He has been called the “Stealth Strategist” and the “Invisible Adviser” by the press. But his impact as a top outside political consultant, to President Clinton since January has been anything but invisible.
Dick Morris is his name and he is a switch-hitter, a mind for hire who has served extremist Republicans like Senators Jesse Helms and Trent Lott and one Governor Bill Clinton in Arkansas.
So far, he has persuaded Clinton to propose a balanced budget plan to Congress so that the President can credibly reject a cruelly or faked balanced budget by the Republicans in Congress. Morris got Clinton to start tough-on-street-crime political advertisements on television long before Presidential re-election campaigns usually do.
The Connecticut-based analyst believes in drawing bright lines between the politician he advises and his opponents.
People have long been fed up with tweedledee and tweedledum politicians. They want a real choice or choices. Absent that, many voters stay home. Clinton has been the classic “me too, but not quite” President vis-à-vis the Republicans in Congress on too many issues. This may have unsettled the Dole-Gingrich forces but it has been harmful to the interests of the people back home.
So perhaps, Dick Morris is just what the Doctor ordered. Describing himself as “mean” but not “dirty”, Morris has lots of opportunities to paint the Republicans as the Party of Big Business and the Democrats as the Party of the People.
For example, it is becoming increasingly clear that the last two years of Clinton’s term will be defined by his vetoes of cruel and costly Republican-passed legislation.

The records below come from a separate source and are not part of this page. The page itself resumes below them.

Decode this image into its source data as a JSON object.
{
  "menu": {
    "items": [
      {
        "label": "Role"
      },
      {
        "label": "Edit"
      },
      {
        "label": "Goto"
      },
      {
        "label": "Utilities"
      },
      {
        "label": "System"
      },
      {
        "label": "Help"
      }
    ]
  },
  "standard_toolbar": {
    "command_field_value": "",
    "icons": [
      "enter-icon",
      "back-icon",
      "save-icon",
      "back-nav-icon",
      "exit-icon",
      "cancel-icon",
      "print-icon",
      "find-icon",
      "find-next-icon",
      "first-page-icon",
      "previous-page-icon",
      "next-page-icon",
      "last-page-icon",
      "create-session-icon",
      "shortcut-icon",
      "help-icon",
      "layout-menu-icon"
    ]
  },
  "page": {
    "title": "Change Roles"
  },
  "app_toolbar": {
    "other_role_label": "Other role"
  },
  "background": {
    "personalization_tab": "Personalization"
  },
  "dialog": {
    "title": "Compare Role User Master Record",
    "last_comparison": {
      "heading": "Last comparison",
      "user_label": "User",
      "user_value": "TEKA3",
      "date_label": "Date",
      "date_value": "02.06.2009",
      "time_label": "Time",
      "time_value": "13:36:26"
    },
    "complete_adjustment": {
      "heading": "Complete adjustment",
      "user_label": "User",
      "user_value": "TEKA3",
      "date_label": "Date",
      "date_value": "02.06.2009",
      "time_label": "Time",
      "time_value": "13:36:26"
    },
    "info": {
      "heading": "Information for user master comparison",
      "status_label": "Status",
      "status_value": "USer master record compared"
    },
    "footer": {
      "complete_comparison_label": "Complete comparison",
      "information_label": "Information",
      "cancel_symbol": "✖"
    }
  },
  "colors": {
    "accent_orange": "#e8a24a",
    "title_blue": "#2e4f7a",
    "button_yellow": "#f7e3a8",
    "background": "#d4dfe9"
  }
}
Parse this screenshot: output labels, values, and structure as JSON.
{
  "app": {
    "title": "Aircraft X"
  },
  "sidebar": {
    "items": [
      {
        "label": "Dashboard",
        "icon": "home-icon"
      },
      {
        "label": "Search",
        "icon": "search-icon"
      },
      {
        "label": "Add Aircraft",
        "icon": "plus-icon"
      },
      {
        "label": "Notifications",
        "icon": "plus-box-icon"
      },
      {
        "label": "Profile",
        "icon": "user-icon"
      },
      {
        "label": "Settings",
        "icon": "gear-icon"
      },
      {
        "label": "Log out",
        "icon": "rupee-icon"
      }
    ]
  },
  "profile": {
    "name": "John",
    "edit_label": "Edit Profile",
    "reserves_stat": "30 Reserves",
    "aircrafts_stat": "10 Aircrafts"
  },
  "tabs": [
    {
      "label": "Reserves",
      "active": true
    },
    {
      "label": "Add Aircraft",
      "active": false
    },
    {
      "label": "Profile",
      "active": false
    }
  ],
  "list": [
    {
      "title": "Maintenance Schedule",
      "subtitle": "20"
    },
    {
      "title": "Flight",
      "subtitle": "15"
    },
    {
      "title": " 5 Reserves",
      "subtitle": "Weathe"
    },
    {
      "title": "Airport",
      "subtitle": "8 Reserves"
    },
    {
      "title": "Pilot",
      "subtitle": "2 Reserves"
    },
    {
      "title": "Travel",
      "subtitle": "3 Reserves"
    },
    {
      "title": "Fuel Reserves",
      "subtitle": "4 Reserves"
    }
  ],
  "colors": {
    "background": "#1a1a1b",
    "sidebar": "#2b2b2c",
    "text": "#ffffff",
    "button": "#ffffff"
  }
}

However, thus far he has only vetoed one bill and is reluctant to exercise his veto power the way Reagan and Bush did so profusely.
Does Morris’ penchant for drawing bright lines mean vetos of legislation that weakens the rights of wrongfully injured people to have their day in court (mis-named tort reform) or a bill to hamstring defrauded small investors and savers from recovering their monies from big and little financial crooks?
Such veto policies seem logical from a tactical viewpoint. But anyone who manages to find a book titled BumRap on America’s Cities by Richard Morris, dated 1978, can also find a pattern of belief decrying such power grabs by the powerful against innocent ordinary citizens.
In many ways, this book tells much about the way Dick Morris’ mind works. He makes connections between patterns of events, lots of connections. Written during his early thirties after several years as an urban economic analyst in New York city, BumRap attacked head-on right-wing claims that the cities are in trouble because of their liberalism. If he still hews to these views, Morris may advise his client, Bill Clinton, how to rebut Newt Gingrich who blames every thing from the soaring expenses of the health care industry to urban decay on the “liberal welfare state.”
Morris paid attention to profits and banks, to how little of the poverty program expenditures ever get past the merchants, providers and bureaucrats to the people in need. He wrote:
“The deficits of our urban governments are caused more by profiteering in the welfare and Medicaid program by the real estate, nursing home, medical equipment, medical education, social service, and hospital administration industries.” These are “the true welfare cheats,” he concludes after many pages of documentation.
“The fiscal instability of the American city,” he wrote, “dates not from a bank decision to avoid the risky bonds of fiscally irresponsible city administrations, but from the banking industry’s desire to abandon cities for more profitable forms of investment well before any basis for fiscal insecurity emerged. The decline in urban housing is not the product of liberal social policies or regulation of urban rentals, but rather is due to the refusal of banks to lend mortgages in American cities, which is, in turn, caused in part by the refusal of the federal government to insure such mortgages.”
His book focused on northeastern cities, which explains why he made so much of the outflow of federal taxes from these cities to Washington compared to what is returned from Washington. But his chapters on “The Medicaid Mess” and “The Bank Strike” reveal his views and the intricate way he thinks and weaves causes into effects into causes.
A man of many antennas beamed toward politicians of widely varying practices, Dick Morris now perches his antenna from the White House. Capitol Hill Republicans, who once were served by Morris, now know, to their serious unease, that his antenna is now beamed at them.